▶ [Your goal]: Please print exactly the lines from the one containing "What data populates" through the last line of the records, and only those. Leave out any pictures.

━━━━━━━━━━━━━━━━

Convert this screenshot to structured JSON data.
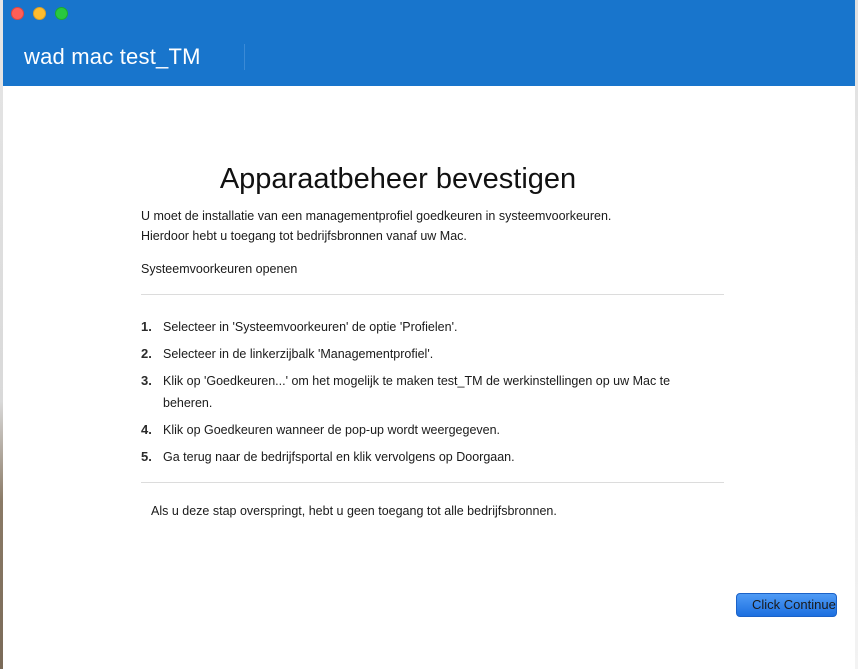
{
  "window": {
    "app_title": "wad mac test_TM"
  },
  "content": {
    "title": "Apparaatbeheer bevestigen",
    "intro_line1": "U moet de installatie van een managementprofiel goedkeuren in systeemvoorkeuren.",
    "intro_line2": "Hierdoor hebt u toegang tot bedrijfsbronnen vanaf uw Mac.",
    "open_prefs": "Systeemvoorkeuren openen",
    "steps": [
      {
        "num": "1.",
        "text": "Selecteer in 'Systeemvoorkeuren' de optie 'Profielen'."
      },
      {
        "num": "2.",
        "text": "Selecteer in de linkerzijbalk 'Managementprofiel'."
      },
      {
        "num": "3.",
        "text": "Klik op 'Goedkeuren...' om het mogelijk te maken test_TM de werkinstellingen op uw Mac te beheren."
      },
      {
        "num": "4.",
        "text": "Klik op Goedkeuren wanneer de pop-up wordt weergegeven."
      },
      {
        "num": "5.",
        "text": "Ga terug naar de bedrijfsportal en klik vervolgens op Doorgaan."
      }
    ],
    "skip_note": "Als u deze stap overspringt, hebt u geen toegang tot alle bedrijfsbronnen.",
    "continue_label": "Click Continue"
  },
  "colors": {
    "header": "#1875cc",
    "button": "#2b7de9"
  }
}
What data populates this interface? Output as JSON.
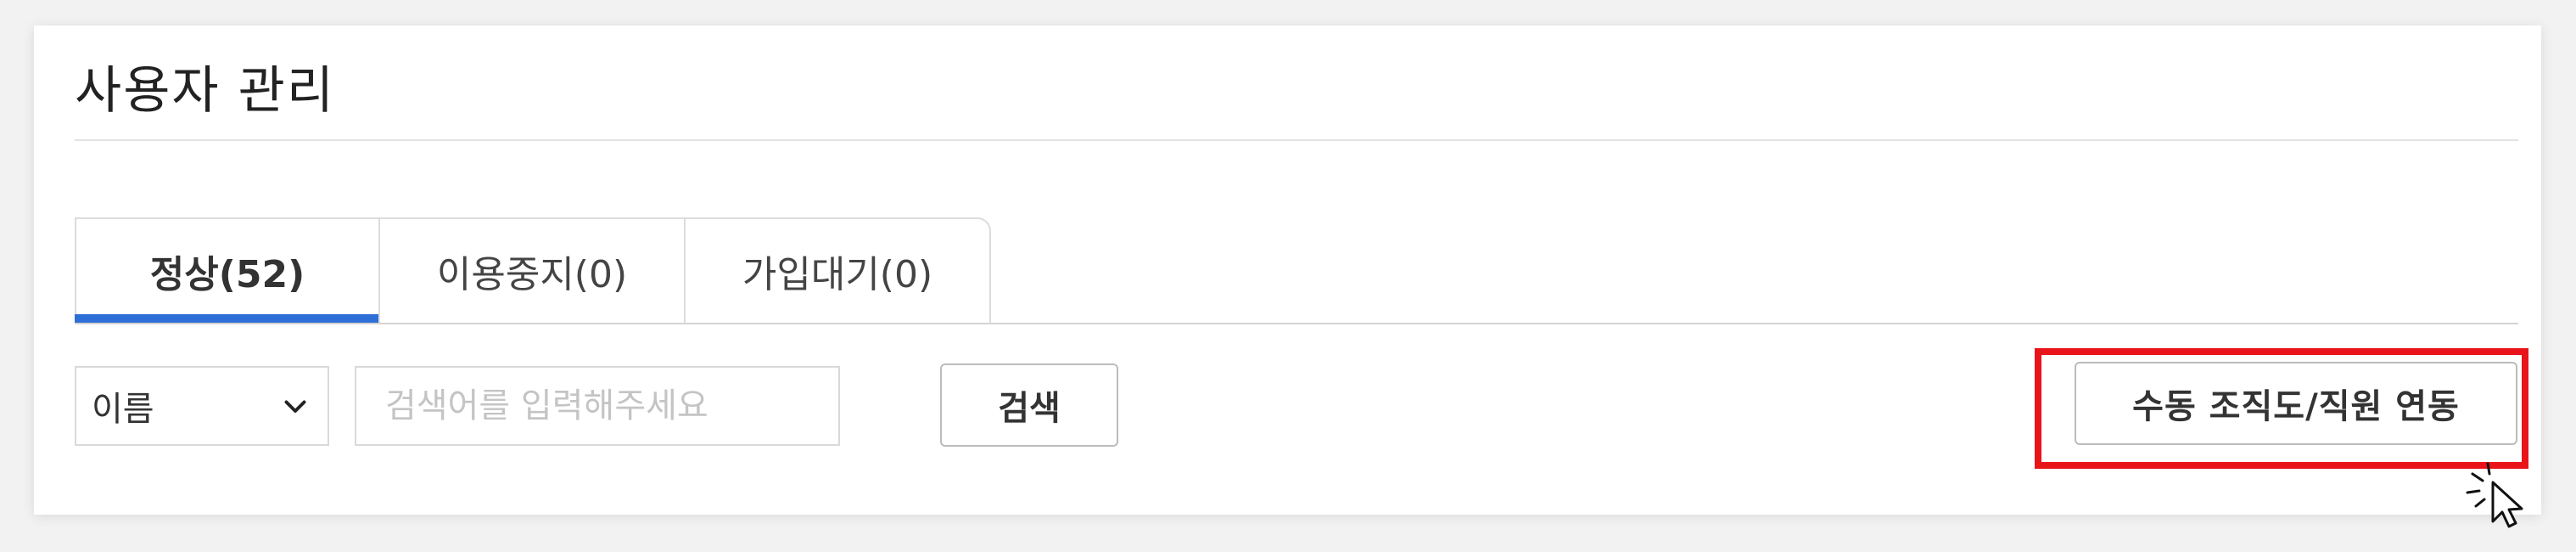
{
  "page": {
    "title": "사용자 관리"
  },
  "tabs": [
    {
      "label": "정상(52)",
      "active": true
    },
    {
      "label": "이용중지(0)",
      "active": false
    },
    {
      "label": "가입대기(0)",
      "active": false
    }
  ],
  "search": {
    "field_select_value": "이름",
    "placeholder": "검색어를 입력해주세요",
    "value": "",
    "button_label": "검색"
  },
  "actions": {
    "sync_button_label": "수동 조직도/직원 연동"
  },
  "icons": {
    "select_arrow": "chevron-down-icon",
    "cursor": "click-cursor-icon"
  },
  "colors": {
    "active_tab_bar": "#2d6fd6",
    "highlight_box": "#e8141a"
  }
}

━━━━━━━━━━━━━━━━

▶ [Expected output]:
What data populates this interface? Output as JSON.
{
  "page": {
    "title": "사용자 관리"
  },
  "tabs": [
    {
      "label": "정상(52)",
      "active": true
    },
    {
      "label": "이용중지(0)",
      "active": false
    },
    {
      "label": "가입대기(0)",
      "active": false
    }
  ],
  "search": {
    "field_select_value": "이름",
    "placeholder": "검색어를 입력해주세요",
    "value": "",
    "button_label": "검색"
  },
  "actions": {
    "sync_button_label": "수동 조직도/직원 연동"
  },
  "icons": {
    "select_arrow": "chevron-down-icon",
    "cursor": "click-cursor-icon"
  },
  "colors": {
    "active_tab_bar": "#2d6fd6",
    "highlight_box": "#e8141a"
  }
}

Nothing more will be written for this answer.